by Emily Caroe
Conditions remain tough in the Vendee Globe for Mike Golding at the head of a group of five Open 60s that he leads towards Cape Horn. Winds are not only strong but very squally and unsettled and the seas are big, angry and confused as he works Gamesa through the final 940 miles.
Mike Golding, Gamesa - 2012 Vendee Globe
Golding leads the group which is very much following in his wake, on the same course. The growing threat is that of Bernard Stamm who is now just 20 miles behind Dominique Wavre and has been consistently 2-3kts faster than the vanguard of the group in his new Juan Kouyoumdjian design. The protest against Stamm has been reopened by the International Jury on the grounds they have accepted new evidence.
For Mike, average wind speeds have been in the high 20s but dropping away to 15kts at times, all peppered by sustained squalls up to 45kts. Jean Le Cam, who is 340 miles ahead of Mike, describes conditions as a ‘war’. Golding has gained 80 miles on his French rival.
6 January 2012 12:15GMT Update : Vendée Globe Live interview:
How are things onboard?
I'm in very difficult conditions. It was a pretty scary early morning. I woke up, couldn't even get my foulies on and had 42 knots and ended up with the pilot wiping me out. I ended up in my skiddies [underwear] in the freezing cold, absolutely soaked. Not a good wake call.

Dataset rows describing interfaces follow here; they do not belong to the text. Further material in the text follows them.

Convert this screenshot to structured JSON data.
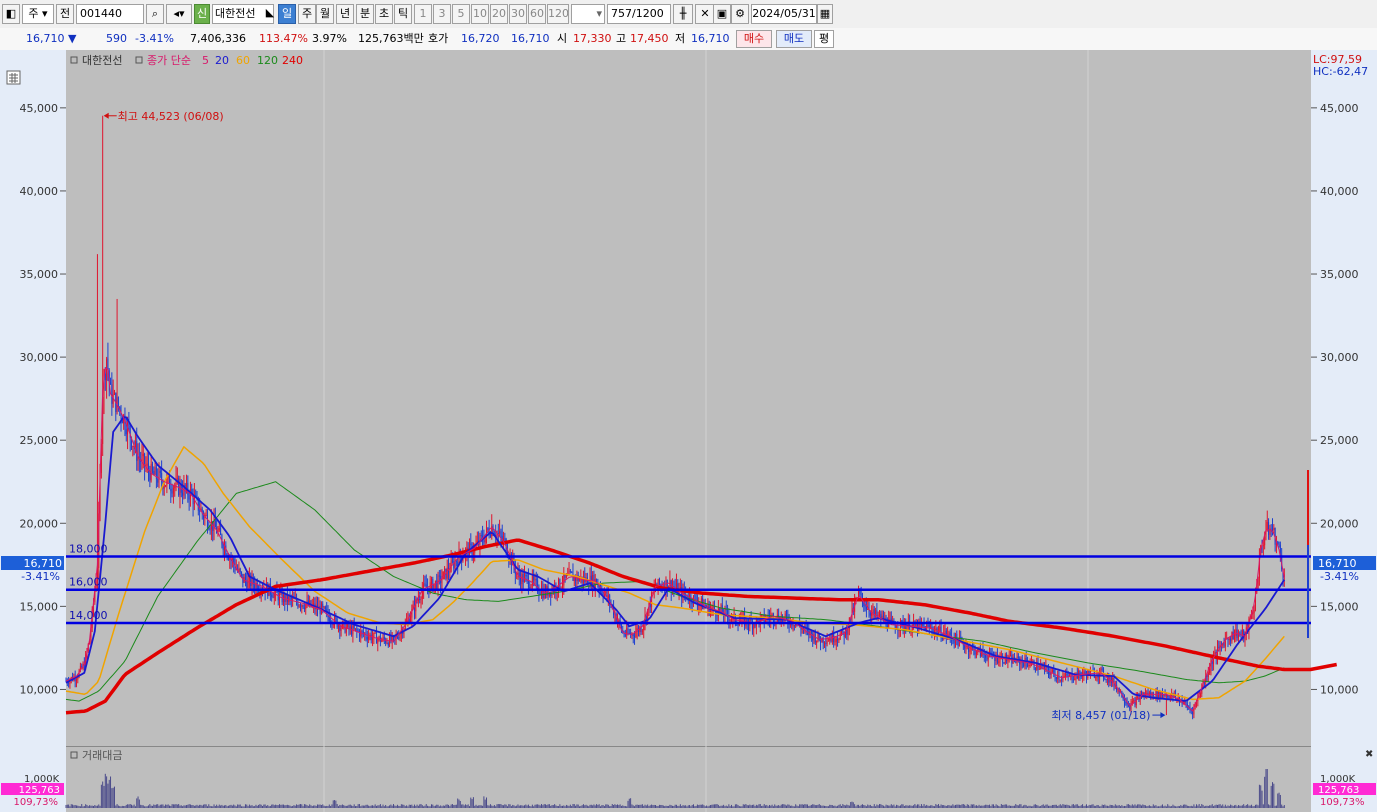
{
  "toolbar": {
    "market": "주",
    "prefix": "전",
    "code": "001440",
    "new_badge": "신",
    "stock_name": "대한전선",
    "periods": [
      "일",
      "주",
      "월",
      "년",
      "분",
      "초",
      "틱"
    ],
    "intervals": [
      "1",
      "3",
      "5",
      "10",
      "20",
      "30",
      "60",
      "120"
    ],
    "count": "757",
    "count_max": "/1200",
    "date": "2024/05/31"
  },
  "quote": {
    "price": "16,710",
    "change": "590",
    "change_pct": "-3.41%",
    "volume": "7,406,336",
    "vol_ratio": "113.47%",
    "turnover": "3.97%",
    "amount": "125,763백만",
    "hoga_label": "호가",
    "ask": "16,720",
    "bid": "16,710",
    "open_label": "시",
    "open": "17,330",
    "high_label": "고",
    "high": "17,450",
    "low_label": "저",
    "low": "16,710",
    "buy_label": "매수",
    "sell_label": "매도",
    "eval_label": "평"
  },
  "panel": {
    "title": "대한전선",
    "ma_label": "종가 단순",
    "ma_periods": [
      "5",
      "20",
      "60",
      "120",
      "240"
    ],
    "lc": "LC:97,59",
    "hc": "HC:-62,47",
    "current_price": "16,710",
    "current_pct": "-3.41%",
    "vol_title": "거래대금",
    "vol_tick": "1,000K",
    "vol_current": "125,763",
    "vol_pct": "109,73%"
  },
  "colors": {
    "up": "#e0142d",
    "down": "#1d3fd0",
    "ma5": "#d8186a",
    "ma20": "#1a1ad0",
    "ma60": "#f0a400",
    "ma120": "#1b8a1b",
    "ma240": "#e00000",
    "hline": "#0000e0",
    "bg": "#bebebe"
  },
  "chart_data": {
    "type": "line",
    "series_type": "candlestick with moving averages",
    "ylim": [
      7800,
      48000
    ],
    "y_ticks": [
      10000,
      15000,
      20000,
      25000,
      30000,
      35000,
      40000,
      45000
    ],
    "y_tick_labels": [
      "10,000",
      "15,000",
      "20,000",
      "25,000",
      "30,000",
      "35,000",
      "40,000",
      "45,000"
    ],
    "price_path": [
      [
        0,
        10500
      ],
      [
        8,
        10800
      ],
      [
        14,
        11500
      ],
      [
        18,
        13000
      ],
      [
        24,
        17500
      ],
      [
        28,
        28000
      ],
      [
        31,
        30000
      ],
      [
        34,
        27800
      ],
      [
        40,
        27000
      ],
      [
        46,
        26000
      ],
      [
        55,
        24000
      ],
      [
        65,
        23000
      ],
      [
        75,
        22500
      ],
      [
        85,
        22200
      ],
      [
        95,
        21800
      ],
      [
        105,
        20500
      ],
      [
        115,
        19600
      ],
      [
        125,
        18000
      ],
      [
        135,
        16600
      ],
      [
        150,
        16200
      ],
      [
        165,
        15500
      ],
      [
        180,
        15200
      ],
      [
        195,
        14800
      ],
      [
        210,
        13800
      ],
      [
        225,
        13400
      ],
      [
        240,
        13000
      ],
      [
        250,
        12900
      ],
      [
        260,
        14000
      ],
      [
        272,
        16000
      ],
      [
        285,
        16500
      ],
      [
        300,
        18000
      ],
      [
        312,
        18500
      ],
      [
        325,
        19800
      ],
      [
        335,
        18800
      ],
      [
        345,
        16800
      ],
      [
        355,
        16500
      ],
      [
        365,
        15800
      ],
      [
        375,
        16200
      ],
      [
        385,
        16800
      ],
      [
        395,
        16600
      ],
      [
        405,
        16500
      ],
      [
        415,
        15300
      ],
      [
        425,
        13400
      ],
      [
        432,
        13300
      ],
      [
        440,
        13800
      ],
      [
        450,
        16200
      ],
      [
        460,
        16400
      ],
      [
        470,
        15800
      ],
      [
        480,
        15400
      ],
      [
        490,
        14900
      ],
      [
        500,
        14700
      ],
      [
        510,
        14200
      ],
      [
        525,
        14000
      ],
      [
        540,
        14400
      ],
      [
        555,
        14100
      ],
      [
        565,
        13500
      ],
      [
        575,
        13000
      ],
      [
        585,
        13100
      ],
      [
        595,
        13400
      ],
      [
        605,
        15700
      ],
      [
        615,
        14600
      ],
      [
        630,
        13900
      ],
      [
        645,
        13800
      ],
      [
        660,
        13700
      ],
      [
        675,
        13200
      ],
      [
        690,
        12500
      ],
      [
        705,
        12000
      ],
      [
        720,
        11800
      ],
      [
        735,
        11600
      ],
      [
        745,
        11300
      ],
      [
        760,
        10700
      ],
      [
        775,
        10900
      ],
      [
        790,
        11000
      ],
      [
        800,
        10400
      ],
      [
        812,
        9000
      ],
      [
        822,
        9700
      ],
      [
        830,
        9700
      ],
      [
        840,
        9700
      ],
      [
        850,
        9400
      ],
      [
        860,
        8700
      ],
      [
        866,
        9900
      ],
      [
        875,
        11800
      ],
      [
        885,
        13000
      ],
      [
        893,
        13400
      ],
      [
        900,
        13200
      ],
      [
        907,
        15000
      ],
      [
        912,
        18400
      ],
      [
        916,
        19600
      ],
      [
        921,
        19600
      ],
      [
        926,
        18400
      ],
      [
        930,
        16710
      ]
    ],
    "ma20_path": [
      [
        0,
        10400
      ],
      [
        14,
        11000
      ],
      [
        22,
        13500
      ],
      [
        30,
        20000
      ],
      [
        36,
        25500
      ],
      [
        45,
        26500
      ],
      [
        55,
        25200
      ],
      [
        70,
        23500
      ],
      [
        90,
        22200
      ],
      [
        110,
        20800
      ],
      [
        125,
        19200
      ],
      [
        140,
        16800
      ],
      [
        160,
        16000
      ],
      [
        190,
        15000
      ],
      [
        220,
        13900
      ],
      [
        250,
        13200
      ],
      [
        265,
        13800
      ],
      [
        285,
        15500
      ],
      [
        305,
        18200
      ],
      [
        325,
        19500
      ],
      [
        345,
        17200
      ],
      [
        360,
        16800
      ],
      [
        380,
        15900
      ],
      [
        400,
        16400
      ],
      [
        420,
        14800
      ],
      [
        430,
        13800
      ],
      [
        445,
        14200
      ],
      [
        460,
        16100
      ],
      [
        480,
        15200
      ],
      [
        510,
        14300
      ],
      [
        550,
        14200
      ],
      [
        580,
        13200
      ],
      [
        605,
        14000
      ],
      [
        620,
        14300
      ],
      [
        650,
        13700
      ],
      [
        680,
        13000
      ],
      [
        710,
        12000
      ],
      [
        740,
        11600
      ],
      [
        770,
        10900
      ],
      [
        800,
        10800
      ],
      [
        815,
        9700
      ],
      [
        830,
        9500
      ],
      [
        855,
        9300
      ],
      [
        875,
        10500
      ],
      [
        895,
        12800
      ],
      [
        915,
        14800
      ],
      [
        930,
        16600
      ]
    ],
    "ma60_path": [
      [
        0,
        9900
      ],
      [
        15,
        9700
      ],
      [
        25,
        10500
      ],
      [
        40,
        14500
      ],
      [
        60,
        19500
      ],
      [
        75,
        22500
      ],
      [
        90,
        24600
      ],
      [
        105,
        23600
      ],
      [
        120,
        21800
      ],
      [
        140,
        19800
      ],
      [
        165,
        17800
      ],
      [
        190,
        15900
      ],
      [
        215,
        14600
      ],
      [
        240,
        14000
      ],
      [
        260,
        13900
      ],
      [
        280,
        14200
      ],
      [
        295,
        15200
      ],
      [
        310,
        16400
      ],
      [
        325,
        17700
      ],
      [
        345,
        17800
      ],
      [
        365,
        17200
      ],
      [
        390,
        16800
      ],
      [
        410,
        16300
      ],
      [
        430,
        15800
      ],
      [
        450,
        15100
      ],
      [
        470,
        14900
      ],
      [
        500,
        14500
      ],
      [
        540,
        14300
      ],
      [
        570,
        14000
      ],
      [
        600,
        13900
      ],
      [
        640,
        13600
      ],
      [
        680,
        13000
      ],
      [
        720,
        12400
      ],
      [
        760,
        11600
      ],
      [
        800,
        10800
      ],
      [
        830,
        10000
      ],
      [
        860,
        9400
      ],
      [
        880,
        9500
      ],
      [
        900,
        10500
      ],
      [
        915,
        11800
      ],
      [
        930,
        13200
      ]
    ],
    "ma120_path": [
      [
        0,
        9400
      ],
      [
        10,
        9300
      ],
      [
        25,
        9900
      ],
      [
        45,
        11700
      ],
      [
        70,
        15600
      ],
      [
        100,
        18900
      ],
      [
        130,
        21800
      ],
      [
        160,
        22500
      ],
      [
        190,
        20800
      ],
      [
        220,
        18400
      ],
      [
        250,
        16800
      ],
      [
        280,
        15800
      ],
      [
        305,
        15400
      ],
      [
        330,
        15300
      ],
      [
        355,
        15600
      ],
      [
        380,
        15900
      ],
      [
        410,
        16400
      ],
      [
        440,
        16500
      ],
      [
        470,
        15600
      ],
      [
        500,
        14900
      ],
      [
        540,
        14400
      ],
      [
        580,
        14200
      ],
      [
        620,
        13800
      ],
      [
        660,
        13300
      ],
      [
        700,
        12900
      ],
      [
        740,
        12200
      ],
      [
        780,
        11600
      ],
      [
        820,
        11100
      ],
      [
        855,
        10600
      ],
      [
        880,
        10400
      ],
      [
        900,
        10500
      ],
      [
        915,
        10800
      ],
      [
        930,
        11300
      ]
    ],
    "ma240_path": [
      [
        0,
        8600
      ],
      [
        15,
        8700
      ],
      [
        30,
        9300
      ],
      [
        45,
        10900
      ],
      [
        70,
        12200
      ],
      [
        100,
        13700
      ],
      [
        130,
        15100
      ],
      [
        160,
        16200
      ],
      [
        195,
        16600
      ],
      [
        230,
        17100
      ],
      [
        265,
        17600
      ],
      [
        295,
        18100
      ],
      [
        320,
        18600
      ],
      [
        345,
        19000
      ],
      [
        370,
        18400
      ],
      [
        400,
        17600
      ],
      [
        425,
        16800
      ],
      [
        455,
        16100
      ],
      [
        485,
        15800
      ],
      [
        520,
        15600
      ],
      [
        555,
        15500
      ],
      [
        590,
        15400
      ],
      [
        620,
        15400
      ],
      [
        655,
        15100
      ],
      [
        690,
        14600
      ],
      [
        720,
        14100
      ],
      [
        760,
        13700
      ],
      [
        800,
        13200
      ],
      [
        840,
        12600
      ],
      [
        880,
        11900
      ],
      [
        910,
        11400
      ],
      [
        930,
        11200
      ],
      [
        950,
        11200
      ],
      [
        970,
        11500
      ]
    ],
    "volume_spikes": [
      [
        28,
        700
      ],
      [
        31,
        1000
      ],
      [
        33,
        800
      ],
      [
        36,
        600
      ],
      [
        55,
        300
      ],
      [
        205,
        250
      ],
      [
        300,
        250
      ],
      [
        310,
        280
      ],
      [
        320,
        300
      ],
      [
        430,
        250
      ],
      [
        600,
        200
      ],
      [
        912,
        600
      ],
      [
        916,
        1000
      ],
      [
        921,
        700
      ],
      [
        926,
        400
      ]
    ],
    "horizontal_lines": [
      18000,
      16000,
      14000
    ],
    "hline_labels": [
      "18,000",
      "16,000",
      "14,000"
    ],
    "annotations": [
      {
        "text": "최고 44,523 (06/08)",
        "value": 44523
      },
      {
        "text": "최저 8,457 (01/18)",
        "value": 8457
      }
    ]
  }
}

Have you got everything under control now, are you feeling a bit more on course?
Yes I had a difficult night. I had a ballast leak and I have effected a repair during the night. And this morning I have been able to load the ballast and I'm back up to full speed. It was quite complicated because it was quite a big leak and it flooded the central trough which runs along the boat which runs into the engine space. That was the danger of getting too much water near the electrics so I had to crack on with it. It seems to be alright now, but it is something I am going to have to keep an eye on.
To have 48 hours like you've had you think there are easier ways to make a living than being a solo ocean racing yachtsman?
Yes, I think there are lots of easier ways to make a living, less stressful and less uncomfortable and probably get paid more! But none the less this is what we choose to do and obviously with Cape Horn approaching, that is one of the high points of the Vendée Globe for the sailors. You say it is a high point, but also a point in the race that is filled with stress. I don't know why, but I am feeling more stressed about this rounding than I have about previous roundings. It is not really the weather is particularly horrendous at the Horn, it is probably the ice that has got the spooks on me. We know way too much. I am sure there was ice around Cape Horn in 1994 when I was going round single handed on the Challenge Yacht on the wrong way record, I am sure there was ice all over, but I was blissfully unaware.
Vendee Globe website